• **Work item**:
With pictures removed, output every record below exactly as written.

• **Information provided**:

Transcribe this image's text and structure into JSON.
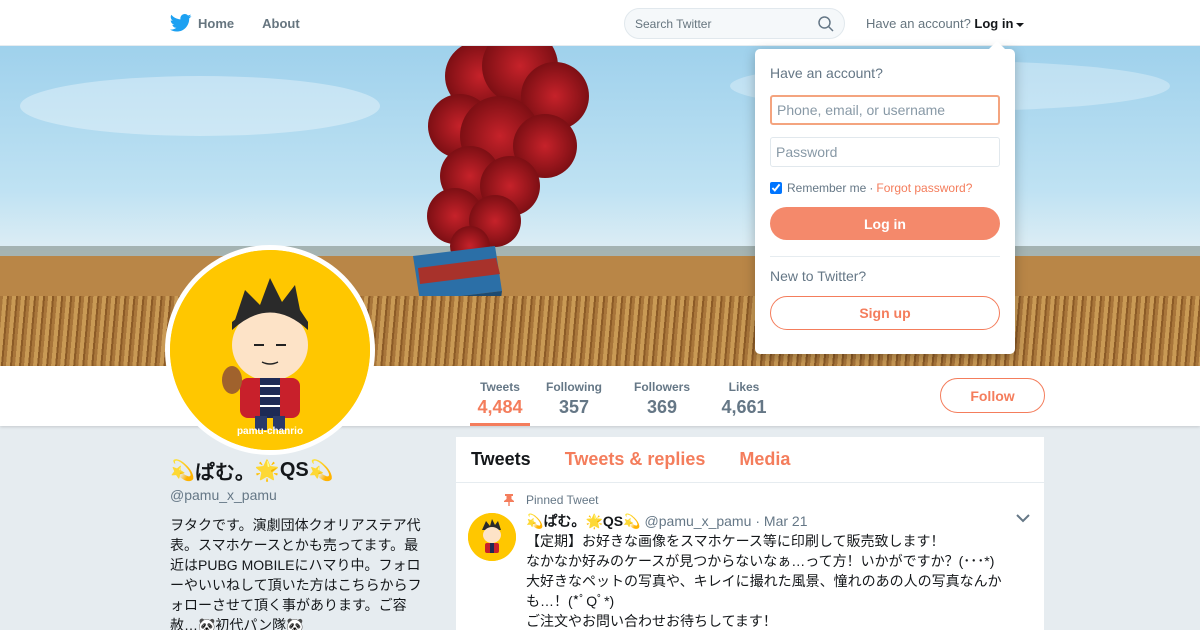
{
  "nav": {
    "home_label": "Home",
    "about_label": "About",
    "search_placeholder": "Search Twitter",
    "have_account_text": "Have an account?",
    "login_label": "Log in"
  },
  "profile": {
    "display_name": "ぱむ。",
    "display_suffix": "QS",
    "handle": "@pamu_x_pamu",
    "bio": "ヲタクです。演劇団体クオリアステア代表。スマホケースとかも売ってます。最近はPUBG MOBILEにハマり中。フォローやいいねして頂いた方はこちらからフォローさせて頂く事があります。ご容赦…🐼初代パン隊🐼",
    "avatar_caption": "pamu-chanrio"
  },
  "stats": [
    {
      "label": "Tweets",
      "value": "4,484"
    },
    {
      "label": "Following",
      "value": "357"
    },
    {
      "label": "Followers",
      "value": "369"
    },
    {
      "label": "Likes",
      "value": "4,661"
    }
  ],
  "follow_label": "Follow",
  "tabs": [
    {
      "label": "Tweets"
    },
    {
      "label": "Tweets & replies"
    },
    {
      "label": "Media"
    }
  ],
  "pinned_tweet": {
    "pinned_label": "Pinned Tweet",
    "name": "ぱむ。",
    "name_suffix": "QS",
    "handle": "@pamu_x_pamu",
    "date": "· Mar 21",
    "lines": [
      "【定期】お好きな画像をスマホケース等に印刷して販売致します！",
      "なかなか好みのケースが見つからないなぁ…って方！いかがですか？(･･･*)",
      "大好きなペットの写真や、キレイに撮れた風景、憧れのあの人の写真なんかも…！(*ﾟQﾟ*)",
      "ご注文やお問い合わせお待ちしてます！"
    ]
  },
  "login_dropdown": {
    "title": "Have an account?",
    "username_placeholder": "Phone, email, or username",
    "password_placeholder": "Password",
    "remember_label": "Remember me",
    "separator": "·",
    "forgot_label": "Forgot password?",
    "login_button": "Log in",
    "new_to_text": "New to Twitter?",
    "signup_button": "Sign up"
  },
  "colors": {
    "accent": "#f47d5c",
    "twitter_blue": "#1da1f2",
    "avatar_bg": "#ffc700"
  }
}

• **Reply**:
Transcribe this image's text and structure into JSON.
{
  "nav": {
    "home_label": "Home",
    "about_label": "About",
    "search_placeholder": "Search Twitter",
    "have_account_text": "Have an account?",
    "login_label": "Log in"
  },
  "profile": {
    "display_name": "ぱむ。",
    "display_suffix": "QS",
    "handle": "@pamu_x_pamu",
    "bio": "ヲタクです。演劇団体クオリアステア代表。スマホケースとかも売ってます。最近はPUBG MOBILEにハマり中。フォローやいいねして頂いた方はこちらからフォローさせて頂く事があります。ご容赦…🐼初代パン隊🐼",
    "avatar_caption": "pamu-chanrio"
  },
  "stats": [
    {
      "label": "Tweets",
      "value": "4,484"
    },
    {
      "label": "Following",
      "value": "357"
    },
    {
      "label": "Followers",
      "value": "369"
    },
    {
      "label": "Likes",
      "value": "4,661"
    }
  ],
  "follow_label": "Follow",
  "tabs": [
    {
      "label": "Tweets"
    },
    {
      "label": "Tweets & replies"
    },
    {
      "label": "Media"
    }
  ],
  "pinned_tweet": {
    "pinned_label": "Pinned Tweet",
    "name": "ぱむ。",
    "name_suffix": "QS",
    "handle": "@pamu_x_pamu",
    "date": "· Mar 21",
    "lines": [
      "【定期】お好きな画像をスマホケース等に印刷して販売致します！",
      "なかなか好みのケースが見つからないなぁ…って方！いかがですか？(･･･*)",
      "大好きなペットの写真や、キレイに撮れた風景、憧れのあの人の写真なんかも…！(*ﾟQﾟ*)",
      "ご注文やお問い合わせお待ちしてます！"
    ]
  },
  "login_dropdown": {
    "title": "Have an account?",
    "username_placeholder": "Phone, email, or username",
    "password_placeholder": "Password",
    "remember_label": "Remember me",
    "separator": "·",
    "forgot_label": "Forgot password?",
    "login_button": "Log in",
    "new_to_text": "New to Twitter?",
    "signup_button": "Sign up"
  },
  "colors": {
    "accent": "#f47d5c",
    "twitter_blue": "#1da1f2",
    "avatar_bg": "#ffc700"
  }
}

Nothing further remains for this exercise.